The following is an off-the-top-of-the-head listing of particular projects, for the 2010 itinerary, by province:

Newfoundland: Cornerbrook spring frogs, terrestrial Gastropods (1976).

Nova Scotia: Wayne's cellar slugs (Limax cinereoniger, 1971), wherever John Gilhen thinks we should go (Nova Scotia is the province where we've spent the least time).

Prince Edward Island: some of Francis Cook's spring surveys (1966), Leopard Frogs (1971, 2003), spring drift, Phragmites, Typha angustifolia (2003)

New Brunswick: repeat of 1976 Cambarus/Eurycea survey, Phragmites, Typha angustifolia (2003).

Quebec: Orconectes immunis (1974), Phragmites, Typha angustifolia (1997, 2000, 2002, 2003). Maybe head north immediately after the opening to replicate our 1974 and 2002 herpetology surveys, but this would depend on a late spring -- though if we concentrated on Newts, Plethodon, and Leopard Frogs near Louvicourt it might be practical.

Ontario (eastern): around home stuff.

Ontario (southern): Skunks Misery/Luther Marsh Thamnophis butleri (1981-1982); London Cepaea (1981), Acroloxus coloradensis.

Ontario (northeastern): occurrence of Leopard Frogs & Mink Frogs, Phragmites, Typha angustifolia (1971, 1977, 1989, 2000).

Ontario (northwestern): Crayfish distribution (1976, 1977, 1985), Phragmites, Typha angustifolia (1971, 1977, 1989, 2000).

Manitoba: Typha morphometrics (1985) and distribution (1976, 1985, 2000), Orconectes immunis (1976).

Saskatchewan: Phragmites, Typha angustifolia (2000).

Alberta: Phragmites, Typha angustifolia (2000).

British Columbia (interior): terrestrial Gastropods and herps (1976, 1989).

British Columbia (Okanagan): Oreohelix (2000), Cepaea (1998), Okanagan Lake beach drift (1985, 2000), Phragmites, Typha angustifolia (2000).

British Columbia (Yellowhead): repeat 1980, 1989 herp surveys.

British Columbia (Lower mainland): repeat our 1976 search for Ascaphus and Dicamptodon.

British Columbia (Vancouver Island): revisit Frank Island, Hamilton Marsh, Sombrio Beach, Woss and other described sites.

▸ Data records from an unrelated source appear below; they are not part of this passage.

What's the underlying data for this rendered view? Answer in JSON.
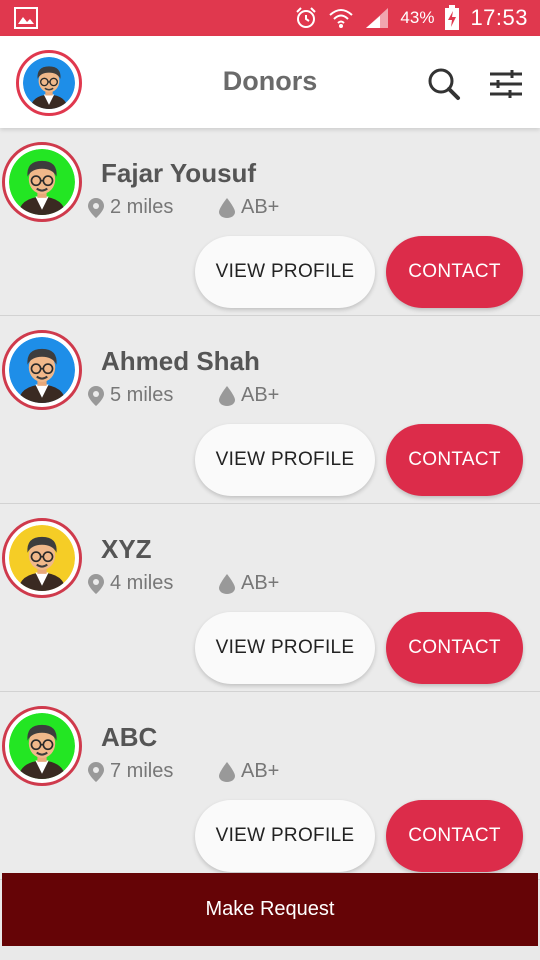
{
  "status_bar": {
    "battery_pct": "43%",
    "time": "17:53",
    "icons": [
      "gallery-icon",
      "alarm-icon",
      "wifi-icon",
      "signal-icon",
      "battery-charging-icon"
    ]
  },
  "header": {
    "title": "Donors",
    "icons": [
      "search-icon",
      "filter-icon"
    ]
  },
  "donors": [
    {
      "name": "Fajar Yousuf",
      "distance": "2 miles",
      "blood_group": "AB+",
      "avatar_bg": "#23e623",
      "view_label": "VIEW PROFILE",
      "contact_label": "CONTACT"
    },
    {
      "name": "Ahmed Shah",
      "distance": "5 miles",
      "blood_group": "AB+",
      "avatar_bg": "#1e8ee8",
      "view_label": "VIEW PROFILE",
      "contact_label": "CONTACT"
    },
    {
      "name": "XYZ",
      "distance": "4 miles",
      "blood_group": "AB+",
      "avatar_bg": "#f5cd26",
      "view_label": "VIEW PROFILE",
      "contact_label": "CONTACT"
    },
    {
      "name": "ABC",
      "distance": "7 miles",
      "blood_group": "AB+",
      "avatar_bg": "#23e623",
      "view_label": "VIEW PROFILE",
      "contact_label": "CONTACT"
    }
  ],
  "footer": {
    "make_request_label": "Make Request"
  },
  "colors": {
    "accent": "#dc2c4a",
    "status_bar": "#e0384e",
    "footer": "#650406",
    "header_avatar_bg": "#1e8ee8"
  }
}
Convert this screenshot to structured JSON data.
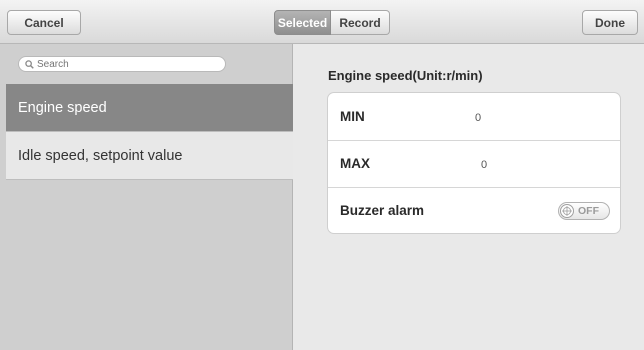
{
  "toolbar": {
    "cancel_label": "Cancel",
    "done_label": "Done",
    "segments": {
      "selected_label": "Selected",
      "record_label": "Record",
      "active": "Selected"
    }
  },
  "sidebar": {
    "search": {
      "placeholder": "Search",
      "value": ""
    },
    "items": [
      {
        "label": "Engine speed",
        "selected": true
      },
      {
        "label": "Idle speed, setpoint value",
        "selected": false
      }
    ]
  },
  "detail": {
    "title": "Engine speed(Unit:r/min)",
    "rows": [
      {
        "label": "MIN",
        "value": "0"
      },
      {
        "label": "MAX",
        "value": "0"
      },
      {
        "label": "Buzzer alarm",
        "toggle_text": "OFF",
        "toggle_state": "off"
      }
    ]
  },
  "icons": {
    "search": "search-icon",
    "toggle_knob": "crosshair-icon"
  },
  "colors": {
    "selected_item_bg": "#878787",
    "sidebar_bg": "#cfcfcf",
    "content_bg": "#e9e9e9"
  }
}
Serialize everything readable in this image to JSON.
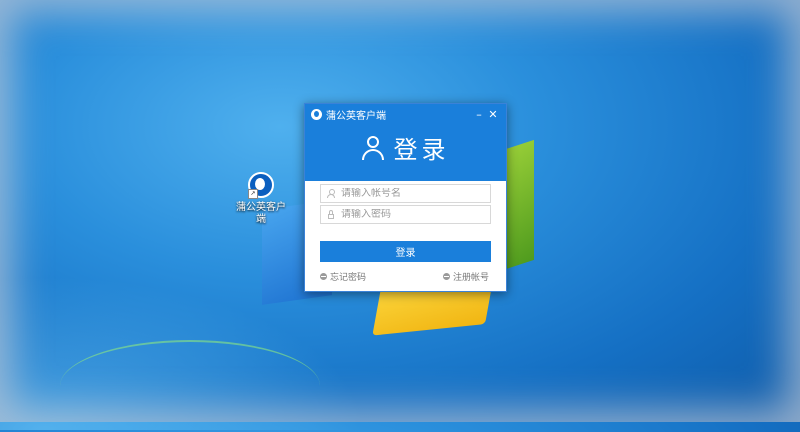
{
  "desktop": {
    "icon_label": "蒲公英客户端"
  },
  "dialog": {
    "title": "蒲公英客户端",
    "minimize_symbol": "–",
    "close_symbol": "✕",
    "heading": "登录",
    "account_placeholder": "请输入帐号名",
    "password_placeholder": "请输入密码",
    "login_button": "登录",
    "forgot_password": "忘记密码",
    "register_account": "注册帐号",
    "accent_color": "#1a7fdb"
  }
}
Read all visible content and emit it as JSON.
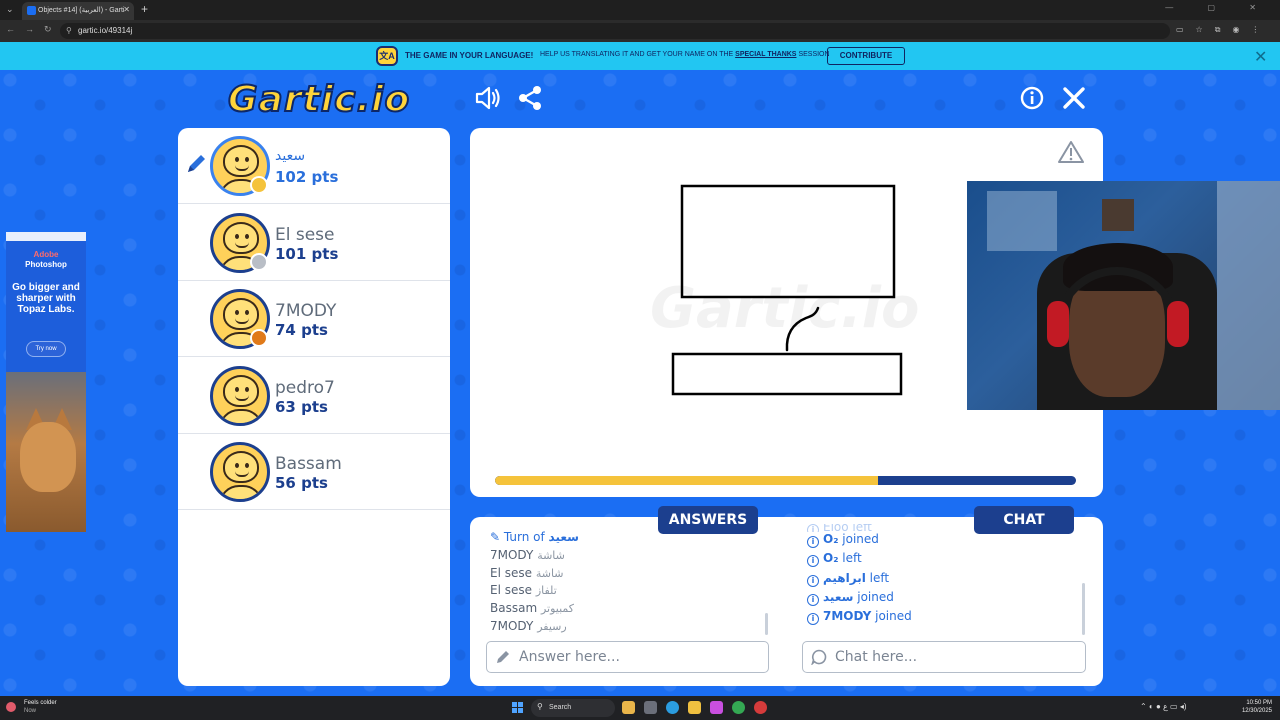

British Columbia (Haida Gwaii): range of introduced Pseudacris regilla, terrestrial Gastropods, condition of shells on beaches, Cumshewa Head Trail.

fws - 20 July 2009